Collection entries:
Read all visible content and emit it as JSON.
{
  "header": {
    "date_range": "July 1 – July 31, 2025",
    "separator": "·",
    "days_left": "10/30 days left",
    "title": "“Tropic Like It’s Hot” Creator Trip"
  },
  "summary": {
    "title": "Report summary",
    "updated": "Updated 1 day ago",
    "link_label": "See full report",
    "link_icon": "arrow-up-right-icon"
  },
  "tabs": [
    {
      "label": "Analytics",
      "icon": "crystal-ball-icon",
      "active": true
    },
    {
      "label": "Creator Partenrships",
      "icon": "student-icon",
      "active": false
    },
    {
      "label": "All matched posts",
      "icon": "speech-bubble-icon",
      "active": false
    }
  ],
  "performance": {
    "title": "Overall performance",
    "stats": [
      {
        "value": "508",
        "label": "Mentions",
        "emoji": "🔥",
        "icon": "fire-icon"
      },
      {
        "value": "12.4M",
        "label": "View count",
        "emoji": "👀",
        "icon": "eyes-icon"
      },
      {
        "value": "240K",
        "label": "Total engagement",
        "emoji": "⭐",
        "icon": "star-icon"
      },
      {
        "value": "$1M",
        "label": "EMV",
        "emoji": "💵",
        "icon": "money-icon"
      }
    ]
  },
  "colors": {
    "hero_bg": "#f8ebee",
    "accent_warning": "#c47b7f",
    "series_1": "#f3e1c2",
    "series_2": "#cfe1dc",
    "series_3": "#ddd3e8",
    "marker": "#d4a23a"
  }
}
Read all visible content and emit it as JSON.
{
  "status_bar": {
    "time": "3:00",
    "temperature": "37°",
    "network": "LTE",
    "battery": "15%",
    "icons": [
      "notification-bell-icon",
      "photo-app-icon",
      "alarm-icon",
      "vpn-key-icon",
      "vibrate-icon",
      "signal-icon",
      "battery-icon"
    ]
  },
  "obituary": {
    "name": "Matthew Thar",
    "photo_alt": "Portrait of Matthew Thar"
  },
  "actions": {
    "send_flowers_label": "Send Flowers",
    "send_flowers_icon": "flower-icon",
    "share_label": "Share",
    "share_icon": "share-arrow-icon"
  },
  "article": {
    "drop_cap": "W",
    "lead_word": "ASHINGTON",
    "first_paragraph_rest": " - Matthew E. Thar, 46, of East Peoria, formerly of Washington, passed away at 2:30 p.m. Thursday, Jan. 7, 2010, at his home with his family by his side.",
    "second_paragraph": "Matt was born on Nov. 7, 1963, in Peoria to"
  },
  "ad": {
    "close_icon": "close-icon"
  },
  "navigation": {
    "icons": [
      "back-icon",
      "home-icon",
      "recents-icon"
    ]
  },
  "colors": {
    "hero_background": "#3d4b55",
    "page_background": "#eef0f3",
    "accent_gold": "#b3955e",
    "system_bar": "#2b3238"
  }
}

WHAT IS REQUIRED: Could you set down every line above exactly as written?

ANSWER TO THE EXERCISE:
Read all visible content and emit it as JSON.
{
  "header": {
    "date_range": "July 1 – July 31, 2025",
    "separator": "·",
    "days_left": "10/30 days left",
    "title": "“Tropic Like It’s Hot” Creator Trip"
  },
  "summary": {
    "title": "Report summary",
    "updated": "Updated 1 day ago",
    "link_label": "See full report",
    "link_icon": "arrow-up-right-icon"
  },
  "tabs": [
    {
      "label": "Analytics",
      "icon": "crystal-ball-icon",
      "active": true
    },
    {
      "label": "Creator Partenrships",
      "icon": "student-icon",
      "active": false
    },
    {
      "label": "All matched posts",
      "icon": "speech-bubble-icon",
      "active": false
    }
  ],
  "performance": {
    "title": "Overall performance",
    "stats": [
      {
        "value": "508",
        "label": "Mentions",
        "emoji": "🔥",
        "icon": "fire-icon"
      },
      {
        "value": "12.4M",
        "label": "View count",
        "emoji": "👀",
        "icon": "eyes-icon"
      },
      {
        "value": "240K",
        "label": "Total engagement",
        "emoji": "⭐",
        "icon": "star-icon"
      },
      {
        "value": "$1M",
        "label": "EMV",
        "emoji": "💵",
        "icon": "money-icon"
      }
    ]
  },
  "colors": {
    "hero_bg": "#f8ebee",
    "accent_warning": "#c47b7f",
    "series_1": "#f3e1c2",
    "series_2": "#cfe1dc",
    "series_3": "#ddd3e8",
    "marker": "#d4a23a"
  }
}
Read all visible content and emit it as JSON.
{
  "status_bar": {
    "time": "3:00",
    "temperature": "37°",
    "network": "LTE",
    "battery": "15%",
    "icons": [
      "notification-bell-icon",
      "photo-app-icon",
      "alarm-icon",
      "vpn-key-icon",
      "vibrate-icon",
      "signal-icon",
      "battery-icon"
    ]
  },
  "obituary": {
    "name": "Matthew Thar",
    "photo_alt": "Portrait of Matthew Thar"
  },
  "actions": {
    "send_flowers_label": "Send Flowers",
    "send_flowers_icon": "flower-icon",
    "share_label": "Share",
    "share_icon": "share-arrow-icon"
  },
  "article": {
    "drop_cap": "W",
    "lead_word": "ASHINGTON",
    "first_paragraph_rest": " - Matthew E. Thar, 46, of East Peoria, formerly of Washington, passed away at 2:30 p.m. Thursday, Jan. 7, 2010, at his home with his family by his side.",
    "second_paragraph": "Matt was born on Nov. 7, 1963, in Peoria to"
  },
  "ad": {
    "close_icon": "close-icon"
  },
  "navigation": {
    "icons": [
      "back-icon",
      "home-icon",
      "recents-icon"
    ]
  },
  "colors": {
    "hero_background": "#3d4b55",
    "page_background": "#eef0f3",
    "accent_gold": "#b3955e",
    "system_bar": "#2b3238"
  }
}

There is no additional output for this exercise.